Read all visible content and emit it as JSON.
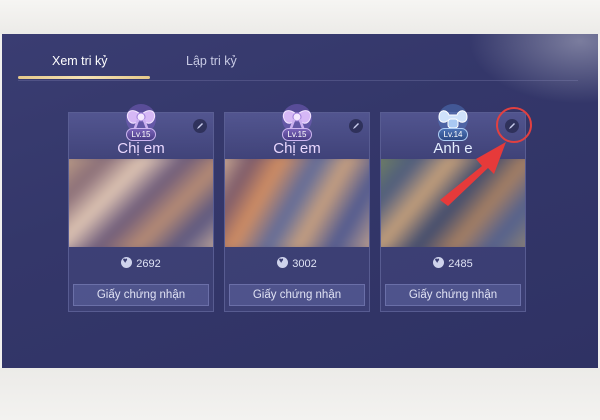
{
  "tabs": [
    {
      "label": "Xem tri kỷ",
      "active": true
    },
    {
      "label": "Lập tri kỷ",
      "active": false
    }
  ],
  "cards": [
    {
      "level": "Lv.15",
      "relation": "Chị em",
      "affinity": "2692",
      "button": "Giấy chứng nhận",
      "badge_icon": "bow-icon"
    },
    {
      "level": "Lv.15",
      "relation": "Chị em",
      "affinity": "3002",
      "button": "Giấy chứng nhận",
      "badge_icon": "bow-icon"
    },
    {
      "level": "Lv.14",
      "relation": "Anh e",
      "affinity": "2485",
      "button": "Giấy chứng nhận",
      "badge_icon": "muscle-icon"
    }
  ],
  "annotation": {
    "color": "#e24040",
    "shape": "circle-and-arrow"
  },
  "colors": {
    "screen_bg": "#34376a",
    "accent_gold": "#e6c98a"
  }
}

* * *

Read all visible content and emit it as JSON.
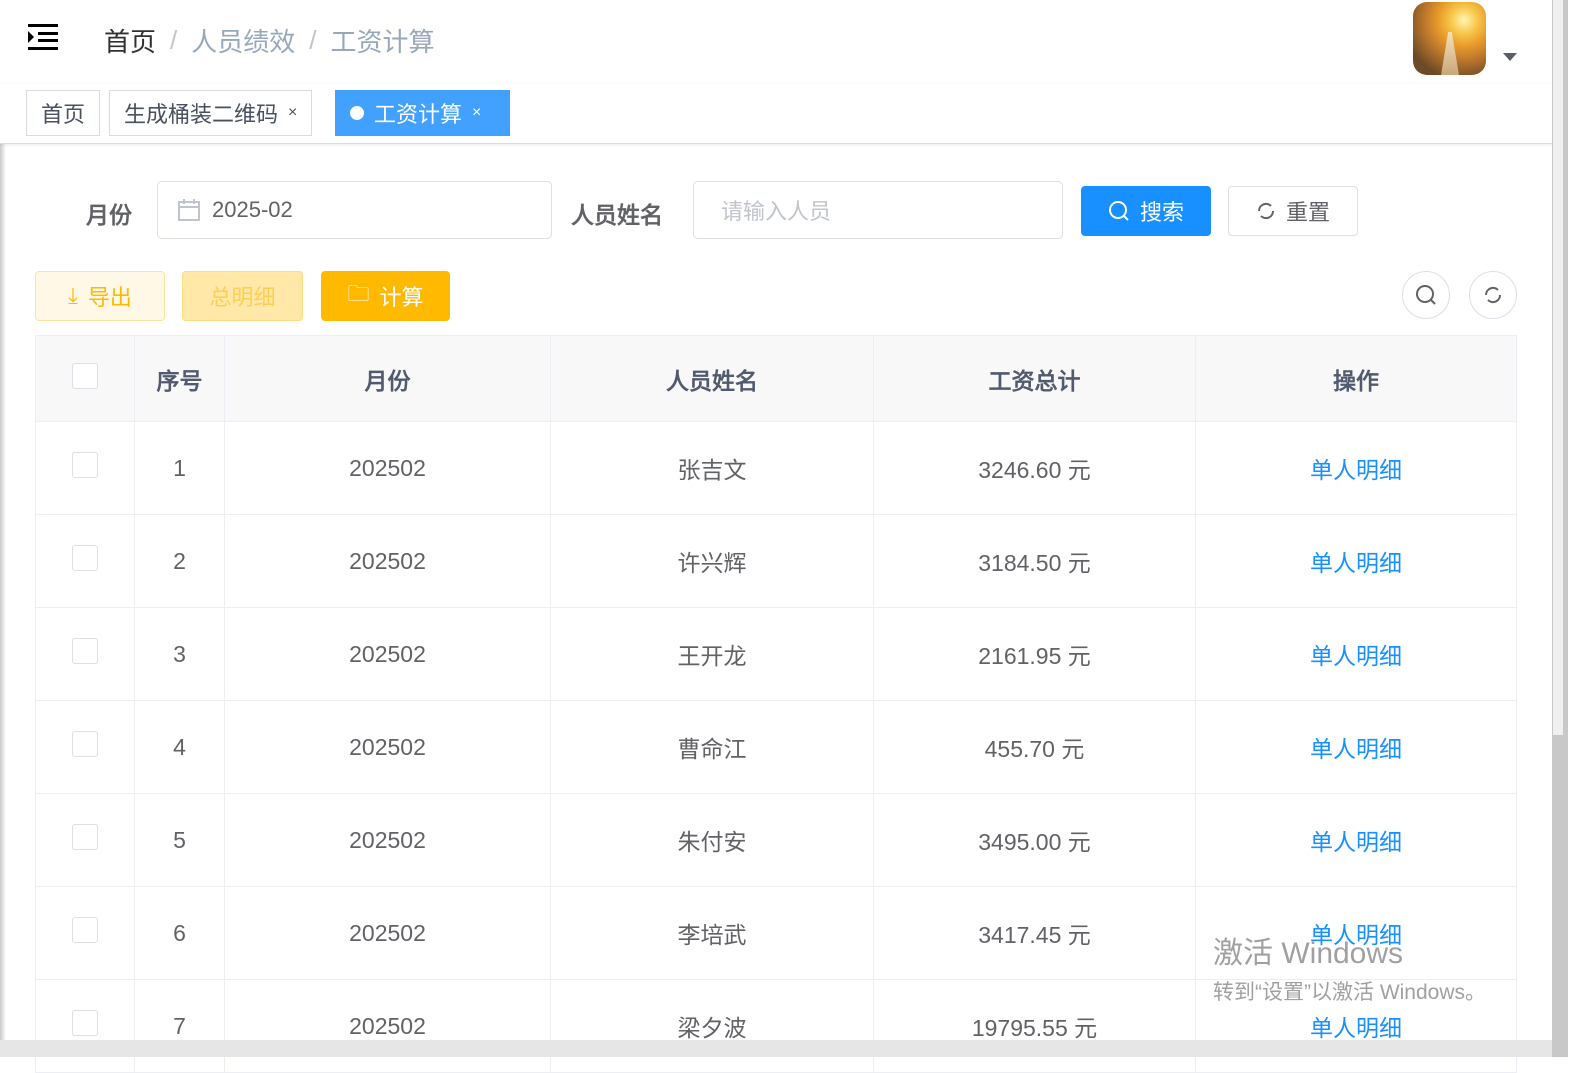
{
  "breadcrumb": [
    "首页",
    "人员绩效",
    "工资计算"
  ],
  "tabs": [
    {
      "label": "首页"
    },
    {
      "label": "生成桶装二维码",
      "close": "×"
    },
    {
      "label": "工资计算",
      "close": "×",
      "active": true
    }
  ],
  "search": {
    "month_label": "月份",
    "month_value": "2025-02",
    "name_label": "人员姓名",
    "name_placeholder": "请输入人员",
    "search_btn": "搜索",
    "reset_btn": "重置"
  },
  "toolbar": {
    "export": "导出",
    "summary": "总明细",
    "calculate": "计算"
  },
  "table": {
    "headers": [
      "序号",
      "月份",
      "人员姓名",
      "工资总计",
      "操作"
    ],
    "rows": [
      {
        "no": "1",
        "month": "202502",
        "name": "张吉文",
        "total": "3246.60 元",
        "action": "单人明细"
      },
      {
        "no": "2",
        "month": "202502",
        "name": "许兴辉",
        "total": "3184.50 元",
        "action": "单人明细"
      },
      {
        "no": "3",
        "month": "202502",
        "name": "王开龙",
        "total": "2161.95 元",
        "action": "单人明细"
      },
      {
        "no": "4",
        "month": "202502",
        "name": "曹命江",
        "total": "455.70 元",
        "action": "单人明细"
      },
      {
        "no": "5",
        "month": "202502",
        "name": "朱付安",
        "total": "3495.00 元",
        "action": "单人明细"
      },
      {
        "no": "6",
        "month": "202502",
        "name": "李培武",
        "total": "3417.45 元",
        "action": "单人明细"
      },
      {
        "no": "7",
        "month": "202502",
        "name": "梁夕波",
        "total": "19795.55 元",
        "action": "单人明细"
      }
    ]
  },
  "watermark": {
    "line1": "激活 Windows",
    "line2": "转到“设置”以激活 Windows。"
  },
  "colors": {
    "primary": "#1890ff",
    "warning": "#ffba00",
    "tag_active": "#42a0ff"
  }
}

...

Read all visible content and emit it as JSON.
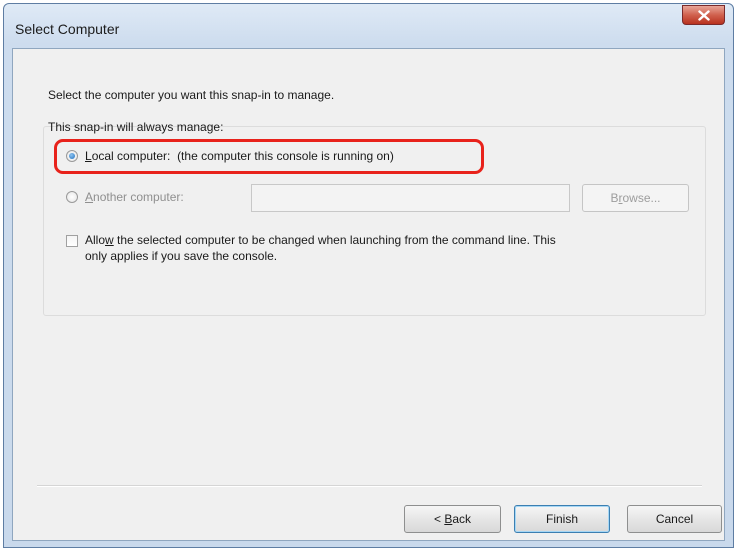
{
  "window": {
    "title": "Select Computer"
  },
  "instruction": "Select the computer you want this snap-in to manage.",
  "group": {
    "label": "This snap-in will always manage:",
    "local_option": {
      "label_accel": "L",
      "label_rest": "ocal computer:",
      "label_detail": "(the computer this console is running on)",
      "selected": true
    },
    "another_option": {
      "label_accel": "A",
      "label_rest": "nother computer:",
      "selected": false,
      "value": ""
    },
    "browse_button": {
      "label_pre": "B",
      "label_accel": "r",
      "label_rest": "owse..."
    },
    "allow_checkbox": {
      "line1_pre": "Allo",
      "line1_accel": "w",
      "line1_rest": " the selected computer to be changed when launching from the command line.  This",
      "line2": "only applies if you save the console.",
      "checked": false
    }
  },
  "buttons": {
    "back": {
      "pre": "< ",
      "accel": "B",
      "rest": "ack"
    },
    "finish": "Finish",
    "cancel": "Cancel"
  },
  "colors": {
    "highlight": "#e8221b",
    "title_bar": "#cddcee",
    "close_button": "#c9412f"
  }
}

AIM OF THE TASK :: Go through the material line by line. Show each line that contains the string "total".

YOUR RESPONSE ::
        "total": "3246.60 元",
        "total": "3184.50 元",
        "total": "2161.95 元",
        "total": "455.70 元",
        "total": "3495.00 元",
        "total": "3417.45 元",
        "total": "19795.55 元",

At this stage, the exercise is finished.